Significant progress has been made in recent years on the modelling of electrochemical interfaces using a number of different approaches. For instance, effective Hamiltonians describing the electrolyte-electrode interface

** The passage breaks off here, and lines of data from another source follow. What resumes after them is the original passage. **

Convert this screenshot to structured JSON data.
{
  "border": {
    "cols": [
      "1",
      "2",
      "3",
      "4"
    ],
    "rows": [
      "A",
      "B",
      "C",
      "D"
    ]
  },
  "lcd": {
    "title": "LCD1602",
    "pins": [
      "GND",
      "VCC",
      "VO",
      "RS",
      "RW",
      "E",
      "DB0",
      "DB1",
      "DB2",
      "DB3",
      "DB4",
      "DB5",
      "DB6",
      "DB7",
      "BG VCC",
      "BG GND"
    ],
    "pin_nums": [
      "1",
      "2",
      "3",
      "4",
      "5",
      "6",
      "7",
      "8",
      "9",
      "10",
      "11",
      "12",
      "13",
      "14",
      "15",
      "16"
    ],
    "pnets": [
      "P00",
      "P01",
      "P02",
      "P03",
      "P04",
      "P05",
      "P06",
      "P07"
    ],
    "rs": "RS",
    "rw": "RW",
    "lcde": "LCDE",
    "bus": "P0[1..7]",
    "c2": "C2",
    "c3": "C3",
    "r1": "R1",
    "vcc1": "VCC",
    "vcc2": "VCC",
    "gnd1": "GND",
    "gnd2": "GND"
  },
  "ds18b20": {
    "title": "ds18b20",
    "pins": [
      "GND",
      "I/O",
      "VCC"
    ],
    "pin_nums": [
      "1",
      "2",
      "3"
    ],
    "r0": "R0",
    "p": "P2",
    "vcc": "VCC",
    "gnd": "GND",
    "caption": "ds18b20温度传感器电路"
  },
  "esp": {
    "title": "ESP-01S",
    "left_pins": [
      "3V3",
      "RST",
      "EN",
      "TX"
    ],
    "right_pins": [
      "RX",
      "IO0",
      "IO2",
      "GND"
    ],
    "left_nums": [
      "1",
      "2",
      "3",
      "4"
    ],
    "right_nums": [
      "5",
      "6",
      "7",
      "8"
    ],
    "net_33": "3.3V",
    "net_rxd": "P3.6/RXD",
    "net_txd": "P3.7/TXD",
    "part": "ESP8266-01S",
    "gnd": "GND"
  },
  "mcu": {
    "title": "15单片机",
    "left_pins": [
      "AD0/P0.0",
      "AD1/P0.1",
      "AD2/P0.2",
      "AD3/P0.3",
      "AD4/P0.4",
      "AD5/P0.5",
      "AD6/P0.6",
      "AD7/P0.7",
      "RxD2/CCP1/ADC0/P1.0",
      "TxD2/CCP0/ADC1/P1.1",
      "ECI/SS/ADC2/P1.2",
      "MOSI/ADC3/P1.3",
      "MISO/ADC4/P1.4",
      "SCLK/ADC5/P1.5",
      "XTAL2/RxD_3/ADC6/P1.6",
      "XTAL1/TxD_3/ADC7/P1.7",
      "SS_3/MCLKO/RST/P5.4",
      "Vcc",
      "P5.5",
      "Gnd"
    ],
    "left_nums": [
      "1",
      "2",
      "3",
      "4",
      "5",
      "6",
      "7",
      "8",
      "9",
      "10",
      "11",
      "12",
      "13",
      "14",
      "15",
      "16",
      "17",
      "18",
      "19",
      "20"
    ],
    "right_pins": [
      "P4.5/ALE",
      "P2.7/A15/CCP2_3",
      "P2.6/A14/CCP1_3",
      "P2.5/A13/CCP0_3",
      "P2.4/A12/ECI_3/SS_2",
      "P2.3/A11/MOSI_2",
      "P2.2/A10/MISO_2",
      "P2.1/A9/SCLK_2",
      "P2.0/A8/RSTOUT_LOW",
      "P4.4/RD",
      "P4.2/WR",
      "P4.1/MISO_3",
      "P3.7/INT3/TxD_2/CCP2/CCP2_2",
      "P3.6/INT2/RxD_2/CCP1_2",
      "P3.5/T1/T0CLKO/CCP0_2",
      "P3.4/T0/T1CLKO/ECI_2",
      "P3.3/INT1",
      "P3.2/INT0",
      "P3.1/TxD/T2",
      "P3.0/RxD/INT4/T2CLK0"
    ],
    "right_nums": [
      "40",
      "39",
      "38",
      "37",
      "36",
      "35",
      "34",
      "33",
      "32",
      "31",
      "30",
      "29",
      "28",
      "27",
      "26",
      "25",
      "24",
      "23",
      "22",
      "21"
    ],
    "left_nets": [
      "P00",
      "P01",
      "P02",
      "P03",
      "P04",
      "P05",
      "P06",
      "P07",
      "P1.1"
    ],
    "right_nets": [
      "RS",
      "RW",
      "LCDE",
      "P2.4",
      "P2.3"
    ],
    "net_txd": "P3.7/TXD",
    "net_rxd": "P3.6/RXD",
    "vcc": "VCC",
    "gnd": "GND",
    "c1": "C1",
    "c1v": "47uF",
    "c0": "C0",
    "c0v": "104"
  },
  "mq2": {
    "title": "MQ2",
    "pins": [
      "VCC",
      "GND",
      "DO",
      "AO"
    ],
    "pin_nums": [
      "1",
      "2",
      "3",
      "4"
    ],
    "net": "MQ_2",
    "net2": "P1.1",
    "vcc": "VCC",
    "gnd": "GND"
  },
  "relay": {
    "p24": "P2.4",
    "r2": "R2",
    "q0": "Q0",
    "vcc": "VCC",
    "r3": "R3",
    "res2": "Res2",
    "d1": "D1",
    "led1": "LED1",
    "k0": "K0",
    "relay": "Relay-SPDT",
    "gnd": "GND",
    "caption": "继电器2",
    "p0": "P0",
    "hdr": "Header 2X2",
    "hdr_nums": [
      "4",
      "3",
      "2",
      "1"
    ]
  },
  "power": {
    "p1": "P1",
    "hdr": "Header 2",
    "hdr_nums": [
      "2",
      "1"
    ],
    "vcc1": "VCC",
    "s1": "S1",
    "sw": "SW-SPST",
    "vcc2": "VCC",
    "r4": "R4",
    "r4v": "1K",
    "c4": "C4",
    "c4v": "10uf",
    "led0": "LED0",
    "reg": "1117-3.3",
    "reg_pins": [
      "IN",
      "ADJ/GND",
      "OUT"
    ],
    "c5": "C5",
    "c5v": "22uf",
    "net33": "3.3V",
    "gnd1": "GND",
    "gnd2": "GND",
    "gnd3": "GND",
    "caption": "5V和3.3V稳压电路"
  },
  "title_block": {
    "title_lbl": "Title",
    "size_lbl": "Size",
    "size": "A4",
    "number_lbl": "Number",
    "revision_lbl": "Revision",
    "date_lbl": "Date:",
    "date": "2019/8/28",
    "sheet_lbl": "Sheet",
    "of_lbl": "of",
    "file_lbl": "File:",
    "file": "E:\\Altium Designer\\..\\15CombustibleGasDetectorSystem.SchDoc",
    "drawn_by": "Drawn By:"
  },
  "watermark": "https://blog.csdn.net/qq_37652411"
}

could be parametrized using electronic structure calculations[13-15], cluster models were successfully devised[16-17] and tools from computational surface science were extended and applied to electrocatalysis at the metal-water interface[18-20]. On a most rigorous level, although computationally highly demanding, all atom DFT-based molecular dynamics simulations approaches were developed for the calculation of absolute electrode potentials.[21-24] A central question in the field is how to align the electronic energy levels of the electrode and electrolyte when they are brought into contact. Two such approaches have been developed, the workfunction method and, very recently, the hydrogen insertion method of Sprik and co-workers. First applications of the latter method to a rutile-water interface have shown that the results are rather sensitive on the functional used, indicating that the improved performance of hybrid and range-separated functionals over GGAs for the description of band gaps carries over to the description of the energy levels at the electrochemical interface. Important issues to discuss are how these methods can be further developed (i) to gain atomistic insight into the kinetics of redox reactions at the electrode (ii) to help understand the atomistic details of the charge/discharge cycles of batteries and supercapacitors.